## Data shown
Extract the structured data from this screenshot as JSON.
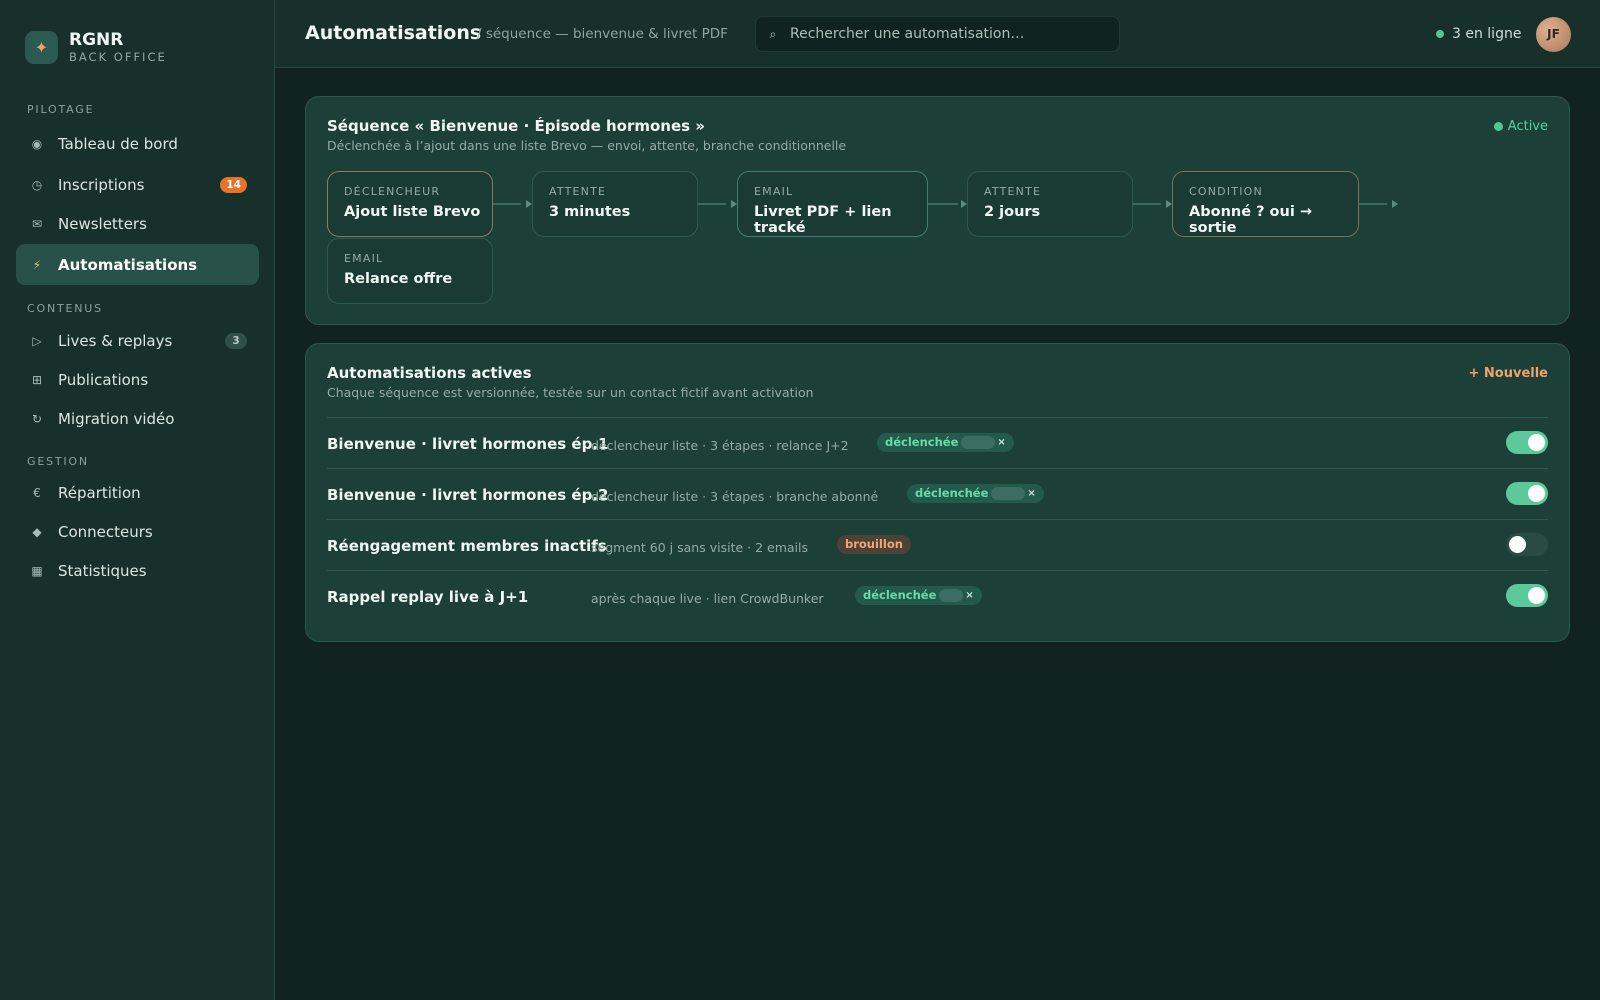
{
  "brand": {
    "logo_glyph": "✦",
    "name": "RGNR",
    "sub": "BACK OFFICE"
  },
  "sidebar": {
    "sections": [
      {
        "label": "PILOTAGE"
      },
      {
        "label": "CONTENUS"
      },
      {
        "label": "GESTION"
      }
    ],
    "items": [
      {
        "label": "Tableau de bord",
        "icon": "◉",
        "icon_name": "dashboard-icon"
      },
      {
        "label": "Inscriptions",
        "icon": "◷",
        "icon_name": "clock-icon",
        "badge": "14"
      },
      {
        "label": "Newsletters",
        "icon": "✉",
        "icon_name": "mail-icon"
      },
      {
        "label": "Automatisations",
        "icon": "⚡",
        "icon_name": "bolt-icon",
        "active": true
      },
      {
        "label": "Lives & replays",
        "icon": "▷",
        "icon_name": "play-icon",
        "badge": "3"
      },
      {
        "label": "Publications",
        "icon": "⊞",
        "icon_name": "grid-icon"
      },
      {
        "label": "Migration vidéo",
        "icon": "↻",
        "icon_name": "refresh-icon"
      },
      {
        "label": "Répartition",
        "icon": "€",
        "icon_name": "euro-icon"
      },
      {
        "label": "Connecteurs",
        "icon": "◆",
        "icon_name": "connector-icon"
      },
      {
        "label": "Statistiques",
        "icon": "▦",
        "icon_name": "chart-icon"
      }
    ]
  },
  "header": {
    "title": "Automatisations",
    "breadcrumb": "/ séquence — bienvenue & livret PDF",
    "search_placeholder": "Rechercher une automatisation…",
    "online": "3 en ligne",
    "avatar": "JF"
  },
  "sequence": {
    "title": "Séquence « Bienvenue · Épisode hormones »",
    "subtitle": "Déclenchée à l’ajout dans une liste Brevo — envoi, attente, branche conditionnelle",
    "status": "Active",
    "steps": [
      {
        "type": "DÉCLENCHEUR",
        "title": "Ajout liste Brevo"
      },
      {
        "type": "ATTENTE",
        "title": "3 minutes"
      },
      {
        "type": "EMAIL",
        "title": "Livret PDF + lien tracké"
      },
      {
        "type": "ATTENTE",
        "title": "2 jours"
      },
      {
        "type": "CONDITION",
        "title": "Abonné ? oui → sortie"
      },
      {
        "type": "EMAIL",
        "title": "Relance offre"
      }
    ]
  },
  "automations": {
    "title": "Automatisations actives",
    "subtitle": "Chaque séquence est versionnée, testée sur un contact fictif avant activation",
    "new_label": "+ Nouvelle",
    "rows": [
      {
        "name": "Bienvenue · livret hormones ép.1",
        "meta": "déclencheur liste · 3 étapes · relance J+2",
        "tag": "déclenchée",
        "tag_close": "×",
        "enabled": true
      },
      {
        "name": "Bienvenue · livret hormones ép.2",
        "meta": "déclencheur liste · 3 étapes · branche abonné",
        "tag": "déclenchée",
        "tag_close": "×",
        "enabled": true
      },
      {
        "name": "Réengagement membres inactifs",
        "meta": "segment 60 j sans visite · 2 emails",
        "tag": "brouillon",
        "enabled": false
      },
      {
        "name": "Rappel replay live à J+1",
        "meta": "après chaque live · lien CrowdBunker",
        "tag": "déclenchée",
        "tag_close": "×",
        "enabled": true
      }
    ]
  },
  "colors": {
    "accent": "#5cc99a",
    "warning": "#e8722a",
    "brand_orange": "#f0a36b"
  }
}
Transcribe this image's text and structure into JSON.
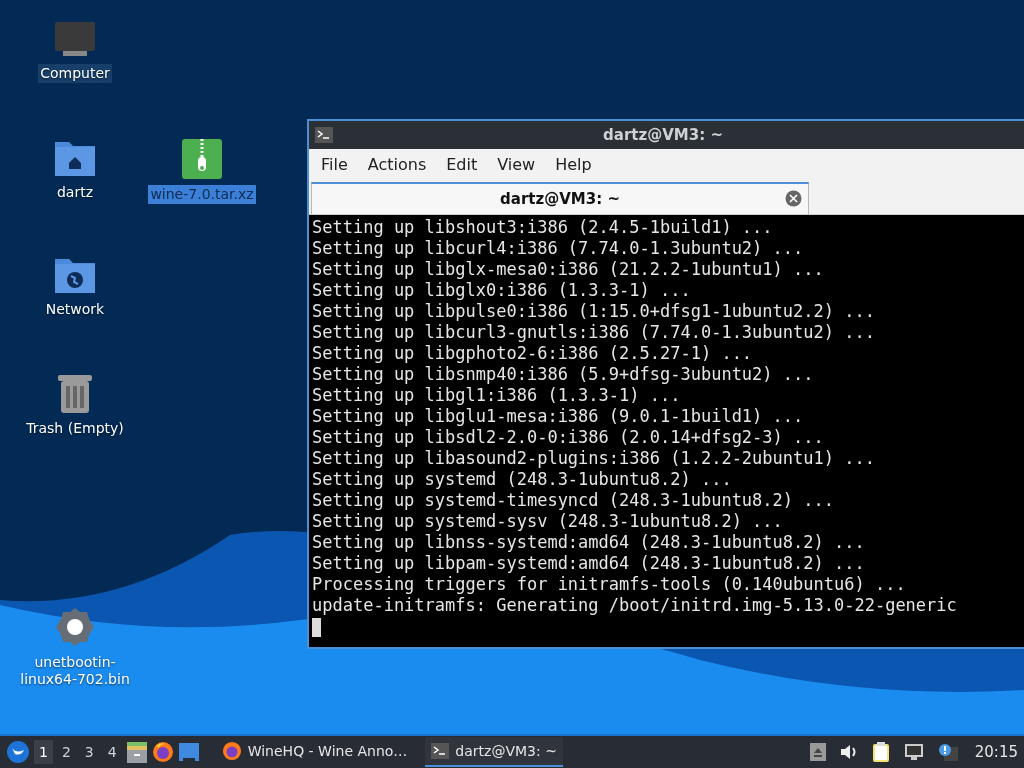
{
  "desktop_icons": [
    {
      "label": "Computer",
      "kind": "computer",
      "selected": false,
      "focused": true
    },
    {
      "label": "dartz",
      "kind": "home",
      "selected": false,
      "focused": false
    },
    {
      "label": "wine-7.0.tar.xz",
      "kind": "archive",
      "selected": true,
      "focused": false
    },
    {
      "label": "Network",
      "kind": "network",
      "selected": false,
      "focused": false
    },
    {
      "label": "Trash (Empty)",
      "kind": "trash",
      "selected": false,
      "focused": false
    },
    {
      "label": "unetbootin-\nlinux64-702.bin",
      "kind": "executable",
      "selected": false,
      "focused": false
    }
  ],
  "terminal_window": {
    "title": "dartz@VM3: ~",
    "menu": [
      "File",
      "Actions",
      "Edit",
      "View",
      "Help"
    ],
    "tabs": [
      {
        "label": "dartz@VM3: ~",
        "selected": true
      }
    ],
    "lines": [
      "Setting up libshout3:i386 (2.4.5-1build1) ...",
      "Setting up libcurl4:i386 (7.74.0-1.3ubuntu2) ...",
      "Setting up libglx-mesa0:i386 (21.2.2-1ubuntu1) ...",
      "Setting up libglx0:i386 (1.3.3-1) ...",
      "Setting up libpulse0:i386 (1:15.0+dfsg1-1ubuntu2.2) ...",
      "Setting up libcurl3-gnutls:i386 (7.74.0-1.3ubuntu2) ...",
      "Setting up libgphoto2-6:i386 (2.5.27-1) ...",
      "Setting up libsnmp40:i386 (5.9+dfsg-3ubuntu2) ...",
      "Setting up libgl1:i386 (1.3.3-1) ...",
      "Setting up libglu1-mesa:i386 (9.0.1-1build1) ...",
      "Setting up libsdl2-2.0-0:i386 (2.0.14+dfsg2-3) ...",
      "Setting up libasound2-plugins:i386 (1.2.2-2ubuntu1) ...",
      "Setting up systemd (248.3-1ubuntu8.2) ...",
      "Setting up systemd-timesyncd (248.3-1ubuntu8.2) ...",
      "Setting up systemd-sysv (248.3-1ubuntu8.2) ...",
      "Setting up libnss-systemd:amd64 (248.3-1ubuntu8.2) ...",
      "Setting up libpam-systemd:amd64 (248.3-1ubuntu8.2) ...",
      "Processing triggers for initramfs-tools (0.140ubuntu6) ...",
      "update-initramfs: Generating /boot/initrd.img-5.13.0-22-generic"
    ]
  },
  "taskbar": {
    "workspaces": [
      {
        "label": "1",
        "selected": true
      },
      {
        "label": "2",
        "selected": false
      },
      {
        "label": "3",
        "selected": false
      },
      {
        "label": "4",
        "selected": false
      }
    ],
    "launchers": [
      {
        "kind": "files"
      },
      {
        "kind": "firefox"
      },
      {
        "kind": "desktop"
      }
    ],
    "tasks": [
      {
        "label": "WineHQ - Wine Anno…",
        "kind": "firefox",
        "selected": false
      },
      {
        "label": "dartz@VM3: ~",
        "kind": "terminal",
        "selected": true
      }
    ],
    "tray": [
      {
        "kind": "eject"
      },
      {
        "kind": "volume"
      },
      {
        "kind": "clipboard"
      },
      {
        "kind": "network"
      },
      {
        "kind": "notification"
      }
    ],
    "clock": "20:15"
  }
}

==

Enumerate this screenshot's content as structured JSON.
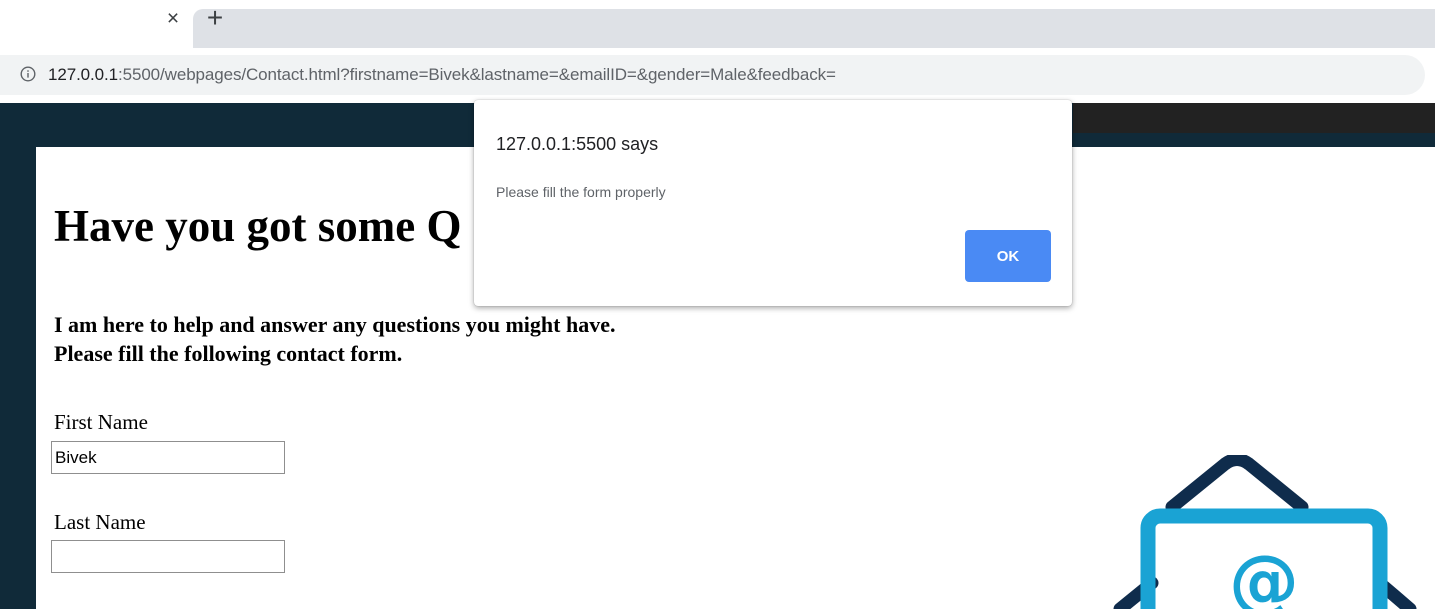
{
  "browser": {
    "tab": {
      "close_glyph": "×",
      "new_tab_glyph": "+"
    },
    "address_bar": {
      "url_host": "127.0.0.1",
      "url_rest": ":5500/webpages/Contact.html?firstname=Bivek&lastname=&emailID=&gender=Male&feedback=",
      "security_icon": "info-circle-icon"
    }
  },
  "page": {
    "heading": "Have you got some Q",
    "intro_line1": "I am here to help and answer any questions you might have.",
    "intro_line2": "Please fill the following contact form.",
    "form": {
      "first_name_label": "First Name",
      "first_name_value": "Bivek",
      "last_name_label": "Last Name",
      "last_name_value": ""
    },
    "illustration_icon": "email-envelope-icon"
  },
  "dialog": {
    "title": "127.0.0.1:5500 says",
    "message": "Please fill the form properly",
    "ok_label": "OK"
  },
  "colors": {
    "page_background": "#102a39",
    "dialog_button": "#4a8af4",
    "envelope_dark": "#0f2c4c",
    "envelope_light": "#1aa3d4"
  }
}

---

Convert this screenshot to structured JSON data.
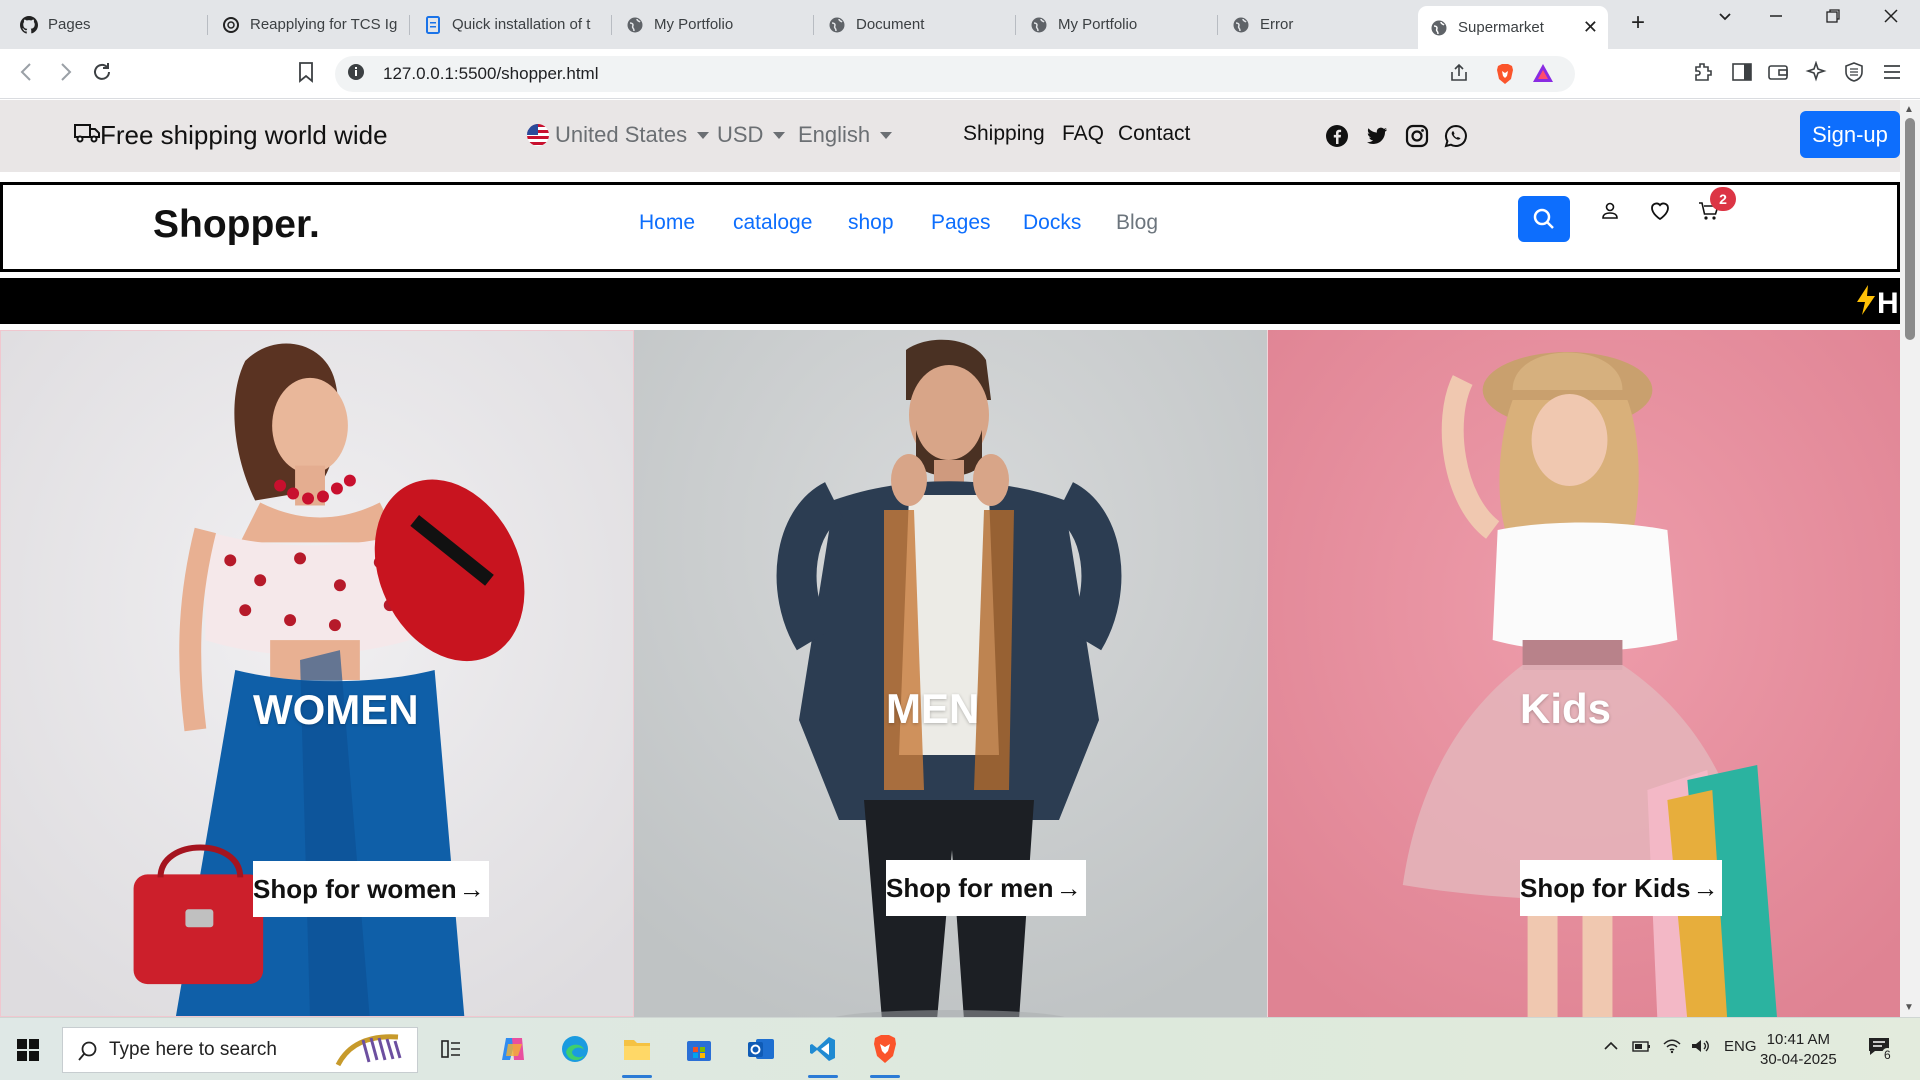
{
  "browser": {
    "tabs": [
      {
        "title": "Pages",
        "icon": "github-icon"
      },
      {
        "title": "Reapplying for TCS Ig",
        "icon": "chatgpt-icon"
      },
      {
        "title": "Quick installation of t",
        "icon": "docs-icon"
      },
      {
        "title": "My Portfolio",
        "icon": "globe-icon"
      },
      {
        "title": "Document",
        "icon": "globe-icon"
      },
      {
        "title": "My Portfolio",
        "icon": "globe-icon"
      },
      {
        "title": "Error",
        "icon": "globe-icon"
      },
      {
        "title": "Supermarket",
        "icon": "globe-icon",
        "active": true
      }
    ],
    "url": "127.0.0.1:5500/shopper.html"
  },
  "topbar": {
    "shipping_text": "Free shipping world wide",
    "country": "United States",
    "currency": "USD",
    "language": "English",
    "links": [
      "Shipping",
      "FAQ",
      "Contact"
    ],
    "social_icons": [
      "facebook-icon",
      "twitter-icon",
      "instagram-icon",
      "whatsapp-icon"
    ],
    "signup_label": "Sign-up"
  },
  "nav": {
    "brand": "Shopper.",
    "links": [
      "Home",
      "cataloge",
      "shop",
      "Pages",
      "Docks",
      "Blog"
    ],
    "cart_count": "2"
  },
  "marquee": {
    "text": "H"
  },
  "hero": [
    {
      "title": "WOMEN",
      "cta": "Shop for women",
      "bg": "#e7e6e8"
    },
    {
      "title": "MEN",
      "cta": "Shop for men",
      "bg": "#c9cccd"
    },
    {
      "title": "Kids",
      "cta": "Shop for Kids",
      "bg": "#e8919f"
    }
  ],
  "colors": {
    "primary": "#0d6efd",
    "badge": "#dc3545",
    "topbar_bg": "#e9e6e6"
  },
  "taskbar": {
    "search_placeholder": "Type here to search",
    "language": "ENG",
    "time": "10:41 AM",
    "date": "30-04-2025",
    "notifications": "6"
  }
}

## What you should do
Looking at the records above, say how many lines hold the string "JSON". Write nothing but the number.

## Task solution
4